§ Exercise materials
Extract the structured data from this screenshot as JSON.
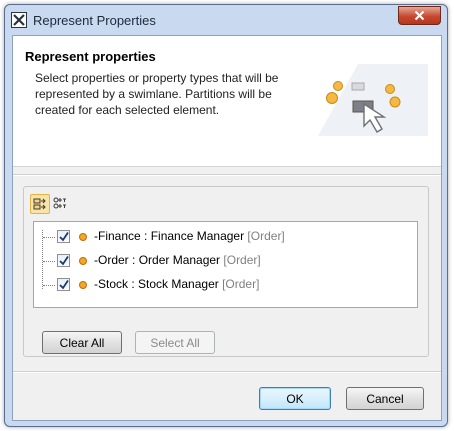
{
  "window": {
    "title": "Represent Properties"
  },
  "header": {
    "title": "Represent properties",
    "description": "Select properties or property types that will be represented by a swimlane. Partitions will be created for each selected element."
  },
  "toolbar": {
    "buttons": [
      {
        "icon": "represent-properties-icon",
        "active": true
      },
      {
        "icon": "represent-types-icon",
        "active": false
      }
    ]
  },
  "tree": {
    "items": [
      {
        "name": "-Finance",
        "sep": " : ",
        "type": "Finance Manager",
        "stereotype": " [Order]",
        "checked": true
      },
      {
        "name": "-Order",
        "sep": " : ",
        "type": "Order Manager",
        "stereotype": " [Order]",
        "checked": true
      },
      {
        "name": "-Stock",
        "sep": " : ",
        "type": "Stock Manager",
        "stereotype": " [Order]",
        "checked": true
      }
    ]
  },
  "buttons": {
    "clear_all": "Clear All",
    "select_all": "Select All",
    "ok": "OK",
    "cancel": "Cancel"
  },
  "colors": {
    "accent": "#3c7fb1",
    "property_icon": "#f6a623",
    "close_button": "#c6492f"
  }
}
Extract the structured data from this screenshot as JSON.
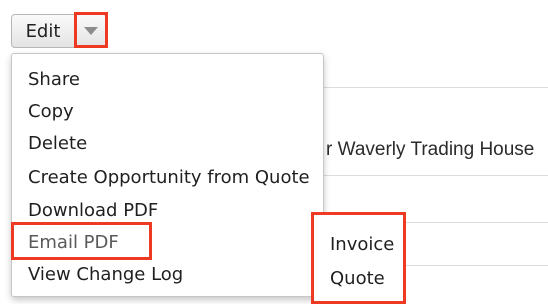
{
  "toolbar": {
    "edit_label": "Edit",
    "dropdown_icon": "chevron-down-icon"
  },
  "background": {
    "record_name_fragment": "r Waverly Trading House"
  },
  "menu": {
    "items": [
      {
        "label": "Share"
      },
      {
        "label": "Copy"
      },
      {
        "label": "Delete"
      },
      {
        "label": "Create Opportunity from Quote"
      },
      {
        "label": "Download PDF"
      },
      {
        "label": "Email PDF"
      },
      {
        "label": "View Change Log"
      }
    ]
  },
  "submenu": {
    "items": [
      {
        "label": "Invoice"
      },
      {
        "label": "Quote"
      }
    ]
  },
  "colors": {
    "highlight": "#ee3a22"
  }
}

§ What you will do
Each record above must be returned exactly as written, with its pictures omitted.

§ The answer
Extract the structured data from this screenshot as JSON.
{
  "window": {
    "title": "Represent Properties"
  },
  "header": {
    "title": "Represent properties",
    "description": "Select properties or property types that will be represented by a swimlane. Partitions will be created for each selected element."
  },
  "toolbar": {
    "buttons": [
      {
        "icon": "represent-properties-icon",
        "active": true
      },
      {
        "icon": "represent-types-icon",
        "active": false
      }
    ]
  },
  "tree": {
    "items": [
      {
        "name": "-Finance",
        "sep": " : ",
        "type": "Finance Manager",
        "stereotype": " [Order]",
        "checked": true
      },
      {
        "name": "-Order",
        "sep": " : ",
        "type": "Order Manager",
        "stereotype": " [Order]",
        "checked": true
      },
      {
        "name": "-Stock",
        "sep": " : ",
        "type": "Stock Manager",
        "stereotype": " [Order]",
        "checked": true
      }
    ]
  },
  "buttons": {
    "clear_all": "Clear All",
    "select_all": "Select All",
    "ok": "OK",
    "cancel": "Cancel"
  },
  "colors": {
    "accent": "#3c7fb1",
    "property_icon": "#f6a623",
    "close_button": "#c6492f"
  }
}
Extract the structured data from this screenshot as JSON.
{
  "toolbar": {
    "edit_label": "Edit",
    "dropdown_icon": "chevron-down-icon"
  },
  "background": {
    "record_name_fragment": "r Waverly Trading House"
  },
  "menu": {
    "items": [
      {
        "label": "Share"
      },
      {
        "label": "Copy"
      },
      {
        "label": "Delete"
      },
      {
        "label": "Create Opportunity from Quote"
      },
      {
        "label": "Download PDF"
      },
      {
        "label": "Email PDF"
      },
      {
        "label": "View Change Log"
      }
    ]
  },
  "submenu": {
    "items": [
      {
        "label": "Invoice"
      },
      {
        "label": "Quote"
      }
    ]
  },
  "colors": {
    "highlight": "#ee3a22"
  }
}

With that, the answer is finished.